Only the Dolphins and the Bengals have allowed more fantasy points
than the Steelers in 2019. The 49ers ran roughshod over the Steelers
last week to the tune of 165 yards and two rushing touchdowns.
Not only can you run on the Steelers, but you can also find success
throwing to your running backs out of the backfield. No other
team in the NFL has allowed more receiving yard to running backs,
which could give Mixon another shot to reach the end zone on a
screen or pass to the flat.
Linebackers Anthony Chickillo and Vince Williams, along with
cornerback Joe Haden, all missed practice on Thursday and are
questionable for Monday Night. Should Williams, a starting inside
linebacker, miss the game, Mixon’s outlook would certainly
Game Thoughts: The first game of the Ben Roethlisberger-less
Steelers was a disaster, as Pittsburgh fell to the San Francisco
49ers 20-24 despite forcing five turnovers. The 49ers did everything
they could to give the game away to Mason Rudolph, but the second-year
player from Oklahoma State could not capitalize on the mistakes.
Rudolph completed 52% of his passes for 174 yards and two touchdowns,
with one interception and 15 rushing yards on four attempts. He
did make a few big throws, including a nice bomb to Diontae Johnson
and a slant that went to the house to JuJu Smith-Schuster, but
other than that his missed throws and looked overmatched.
Smith-Schuster salvaged last week’s game with a 76-yard
pass and run for a touchdown, giving him his first double-digit
performance and touchdown in 2019. Many thought the loss of Antonio
Brown would give JuJu even more looks in the offense and a solid
chance to lead the league in receptions. Instead, the third-year
wideout has yet to post double figures in targets, and he has
yet to top 84 receiving yards.
The Donte Moncrief experiment is hopefully over, with Moncrief
catching just three of his first eleven targets in the offense.
Johnson took over a starting role along with Smith-Schuster and
James Washington and could be a nice sleeper play against a Bengals
defense that allows the 20th most point to opposing wide receivers.
Both Marquise Goodwin and Deebo Samuel posted monster games against
the Bengals, and Tyler Locket and D.K. Metcalf combined for 132
yards and a score Week 1.
If there were ever a game for the Steelers offense to get back
on track it would be this one. Owners should start Smith-Schuster
with the hope that he and Rudolph can build upon what they did
last week, and one of the other two receivers will likely score
on a big pass. The question is guessing who that second receiver
CIN FPts Allowed vs. QBs: No.15
CIN FPts Allowed vs. RBs: No.2
CIN FPts Allowed vs. WRs: No.20
CIN FPts Allowed vs. TEs: No.14
Running Game Thoughts: This game projects to be a get-right game

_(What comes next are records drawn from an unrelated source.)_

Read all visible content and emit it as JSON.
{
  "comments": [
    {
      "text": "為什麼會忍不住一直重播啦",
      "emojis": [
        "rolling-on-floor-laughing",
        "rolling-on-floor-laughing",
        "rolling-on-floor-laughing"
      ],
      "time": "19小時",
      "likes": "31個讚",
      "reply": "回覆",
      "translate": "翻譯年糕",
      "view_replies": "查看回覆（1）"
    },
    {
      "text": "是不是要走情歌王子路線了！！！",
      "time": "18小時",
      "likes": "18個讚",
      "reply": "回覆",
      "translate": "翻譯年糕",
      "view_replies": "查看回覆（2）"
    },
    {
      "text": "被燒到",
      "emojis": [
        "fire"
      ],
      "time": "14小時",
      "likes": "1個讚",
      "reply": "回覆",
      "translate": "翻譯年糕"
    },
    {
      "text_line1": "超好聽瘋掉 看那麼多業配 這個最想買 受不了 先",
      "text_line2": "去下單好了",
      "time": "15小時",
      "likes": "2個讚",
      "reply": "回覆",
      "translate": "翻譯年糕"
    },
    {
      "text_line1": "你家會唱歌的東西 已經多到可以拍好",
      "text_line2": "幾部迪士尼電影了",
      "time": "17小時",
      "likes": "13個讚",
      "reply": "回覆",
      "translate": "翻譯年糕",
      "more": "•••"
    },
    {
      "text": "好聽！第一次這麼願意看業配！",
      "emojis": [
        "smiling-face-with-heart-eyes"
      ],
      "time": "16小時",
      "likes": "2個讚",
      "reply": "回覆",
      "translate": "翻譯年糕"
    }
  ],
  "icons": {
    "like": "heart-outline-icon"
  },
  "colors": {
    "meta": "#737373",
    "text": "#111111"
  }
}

for the Steelers offense, including running back James Conner,
who enters the week ranked 34th at the position with 22.7 fantasy
Conner’s 2.9 yards per attempt is well off his career average
of 4.5, and he has developed a bit of a fumbling issue that is
concerting to head coach Mike Tomlin. In addition to struggling
to run effectively, Conner’s 6.4 yard per reception average
is nearly three points less than his breakout performance last
year. He is clearly missing Big Ben, as the offense as a whole
is struggling to move the ball despite the fact that the team
still has one of the best offensive lines in the league.
If you are a Conner owner, you must plug him into the lineup
this week. Only the lowly Dolphins have allowed more fantasy points
to opposing running backs, with five running backs in three games
reaching double figures. If Conner can’t do it in this game,
he is not going to do it this season.
On the injury report, the Bengals may be without starting defensive
end Sam Hubbard, who is questionable with a foot injury.